Gov. Steve Beshear’s administration is taking $2.5 million from shrinking coal severance tax funds and giving it to Lexington to help pay for the planning and design of Rupp Arena’s renovation.
The decision to divert coal tax money to downtown Lexington was little noticed as it was written into the state budget toward the end of the 2012 legislative session. Now that the state is preparing to deliver the money, however, it’s not sitting well in the financially hurting coal-producing counties, where these funds are meant for economic development.
“Mayor Jim Gray and the Urban County Council’s raid on our coal severance funds for their project is only further proof that Eastern Kentucky coal has done and continues to do a lot more for Lexington than Lexington does for Eastern Kentucky,” said Pike County Judge-Executive Wayne Rutherford.
The severance tax is a levy Kentucky collects on coal as it’s removed from the ground. The state keeps much of it, but coal-producing counties are supposed to get a proportional share of the money to assist their local governments and help diversify their economies beyond mining.
Statewide, coal tax receipts eroded during the past two years, especially in Eastern Kentucky, where many mines have closed. The state has collected $213 million in coal severance taxes during the past 11 months, down 23 percent for the same period a year ago. The double whammy of rising unemployment and falling severance taxes is forcing coal counties to slash budgets through layoffs, program closures and other means.

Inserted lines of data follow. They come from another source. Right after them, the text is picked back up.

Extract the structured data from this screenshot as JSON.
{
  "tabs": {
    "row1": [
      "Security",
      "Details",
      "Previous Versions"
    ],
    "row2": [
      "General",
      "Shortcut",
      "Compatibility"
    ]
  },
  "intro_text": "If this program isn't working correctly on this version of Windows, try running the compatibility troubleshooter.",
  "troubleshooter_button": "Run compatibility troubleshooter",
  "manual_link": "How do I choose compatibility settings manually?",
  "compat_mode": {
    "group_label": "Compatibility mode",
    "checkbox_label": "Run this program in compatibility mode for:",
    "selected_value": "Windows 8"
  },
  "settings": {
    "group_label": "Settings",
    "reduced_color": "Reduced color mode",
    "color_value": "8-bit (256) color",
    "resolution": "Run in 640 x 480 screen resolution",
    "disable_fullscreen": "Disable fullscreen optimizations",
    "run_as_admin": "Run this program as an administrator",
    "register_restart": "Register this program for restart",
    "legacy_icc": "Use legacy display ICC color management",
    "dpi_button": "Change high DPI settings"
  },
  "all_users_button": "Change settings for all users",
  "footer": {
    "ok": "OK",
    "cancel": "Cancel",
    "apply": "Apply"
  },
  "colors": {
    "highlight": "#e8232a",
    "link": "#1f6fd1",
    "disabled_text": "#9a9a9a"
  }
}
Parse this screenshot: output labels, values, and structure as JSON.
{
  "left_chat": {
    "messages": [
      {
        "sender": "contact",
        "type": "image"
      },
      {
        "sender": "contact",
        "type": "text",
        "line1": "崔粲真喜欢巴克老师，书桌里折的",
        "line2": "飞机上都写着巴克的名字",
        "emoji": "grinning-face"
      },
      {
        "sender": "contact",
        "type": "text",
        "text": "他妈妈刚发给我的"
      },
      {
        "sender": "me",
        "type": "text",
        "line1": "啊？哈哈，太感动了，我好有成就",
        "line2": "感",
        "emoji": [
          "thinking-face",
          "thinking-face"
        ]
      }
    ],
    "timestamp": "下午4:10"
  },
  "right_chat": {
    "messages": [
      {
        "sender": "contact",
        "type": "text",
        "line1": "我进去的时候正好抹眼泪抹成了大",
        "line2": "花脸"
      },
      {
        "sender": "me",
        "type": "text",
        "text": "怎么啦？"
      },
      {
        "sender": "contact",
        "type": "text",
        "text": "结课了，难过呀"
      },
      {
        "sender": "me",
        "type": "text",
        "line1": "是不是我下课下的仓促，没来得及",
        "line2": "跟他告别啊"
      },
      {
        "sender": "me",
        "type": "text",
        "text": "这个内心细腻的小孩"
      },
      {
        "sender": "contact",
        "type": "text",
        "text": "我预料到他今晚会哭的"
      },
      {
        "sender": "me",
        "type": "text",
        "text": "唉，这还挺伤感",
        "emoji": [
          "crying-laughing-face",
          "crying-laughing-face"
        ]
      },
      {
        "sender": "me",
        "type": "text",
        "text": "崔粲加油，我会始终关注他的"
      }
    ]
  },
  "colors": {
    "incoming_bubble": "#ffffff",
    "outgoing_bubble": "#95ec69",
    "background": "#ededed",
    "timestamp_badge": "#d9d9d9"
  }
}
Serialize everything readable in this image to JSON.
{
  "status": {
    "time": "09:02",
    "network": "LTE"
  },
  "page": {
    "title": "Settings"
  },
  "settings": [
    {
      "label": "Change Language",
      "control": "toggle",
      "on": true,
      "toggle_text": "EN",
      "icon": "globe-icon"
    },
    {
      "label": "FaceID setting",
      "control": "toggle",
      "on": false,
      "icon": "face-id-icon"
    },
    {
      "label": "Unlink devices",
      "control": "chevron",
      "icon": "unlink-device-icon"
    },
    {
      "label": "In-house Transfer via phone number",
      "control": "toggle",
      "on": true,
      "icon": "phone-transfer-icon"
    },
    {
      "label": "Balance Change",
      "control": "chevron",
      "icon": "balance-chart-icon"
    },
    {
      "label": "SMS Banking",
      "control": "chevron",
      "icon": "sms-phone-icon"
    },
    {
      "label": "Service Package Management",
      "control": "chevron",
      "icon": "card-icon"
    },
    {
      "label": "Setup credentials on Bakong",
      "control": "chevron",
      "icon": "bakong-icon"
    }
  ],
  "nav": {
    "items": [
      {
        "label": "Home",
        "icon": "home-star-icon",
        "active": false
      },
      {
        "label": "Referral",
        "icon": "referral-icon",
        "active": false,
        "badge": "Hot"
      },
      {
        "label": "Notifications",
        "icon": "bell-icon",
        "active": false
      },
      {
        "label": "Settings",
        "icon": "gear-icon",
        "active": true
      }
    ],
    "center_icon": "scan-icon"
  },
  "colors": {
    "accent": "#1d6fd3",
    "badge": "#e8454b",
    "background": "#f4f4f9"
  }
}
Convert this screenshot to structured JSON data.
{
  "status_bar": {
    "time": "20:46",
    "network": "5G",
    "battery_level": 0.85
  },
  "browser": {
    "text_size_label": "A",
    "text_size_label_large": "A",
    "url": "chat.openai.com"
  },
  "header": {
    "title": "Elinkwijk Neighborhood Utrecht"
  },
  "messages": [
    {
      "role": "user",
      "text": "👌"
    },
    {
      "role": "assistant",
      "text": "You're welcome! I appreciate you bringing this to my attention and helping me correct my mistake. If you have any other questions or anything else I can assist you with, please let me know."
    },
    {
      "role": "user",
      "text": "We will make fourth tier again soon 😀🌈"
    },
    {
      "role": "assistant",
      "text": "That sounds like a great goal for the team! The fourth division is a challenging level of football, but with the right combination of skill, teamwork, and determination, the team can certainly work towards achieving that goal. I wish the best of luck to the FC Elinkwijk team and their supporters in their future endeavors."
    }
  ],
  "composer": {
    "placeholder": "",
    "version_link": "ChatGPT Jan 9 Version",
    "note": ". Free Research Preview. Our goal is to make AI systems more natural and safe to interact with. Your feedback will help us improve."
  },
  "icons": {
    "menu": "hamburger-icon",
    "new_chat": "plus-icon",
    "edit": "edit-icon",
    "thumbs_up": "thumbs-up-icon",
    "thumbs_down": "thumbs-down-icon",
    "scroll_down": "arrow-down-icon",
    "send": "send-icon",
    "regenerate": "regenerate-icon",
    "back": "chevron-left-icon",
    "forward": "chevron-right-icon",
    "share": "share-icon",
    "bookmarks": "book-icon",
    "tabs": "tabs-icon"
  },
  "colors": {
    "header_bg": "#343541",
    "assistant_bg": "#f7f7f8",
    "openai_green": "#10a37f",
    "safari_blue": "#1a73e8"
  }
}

By Beth Musgrave
FRANKFORT — Kentuckians could be playing keno, a continuous bingo-style lottery game on an electronic terminal, in hundreds of restaurants, bars and bowling alleys as early as October.
The legislature’s Government Contract Review Committee on Tuesday voted 4-3 along party lines to approve a $635,000 contract amendment for lottery vendor GTECH to provide keno in Kentucky by October 19. The vote was along party lines with Democrats voting for the contract and Republicans voting against the measure.
The Kentucky Lottery Corp. board voted to offer keno in March when the legislature was debating whether to use proceeds from new lottery games — including keno — to shore up the state’s ailing pension system. The legislature ultimately approved changes to the tax code to help fund the pension system and did not rely on expanded lottery games.
Still, the Kentucky Lottery pushed ahead with plans to add keno.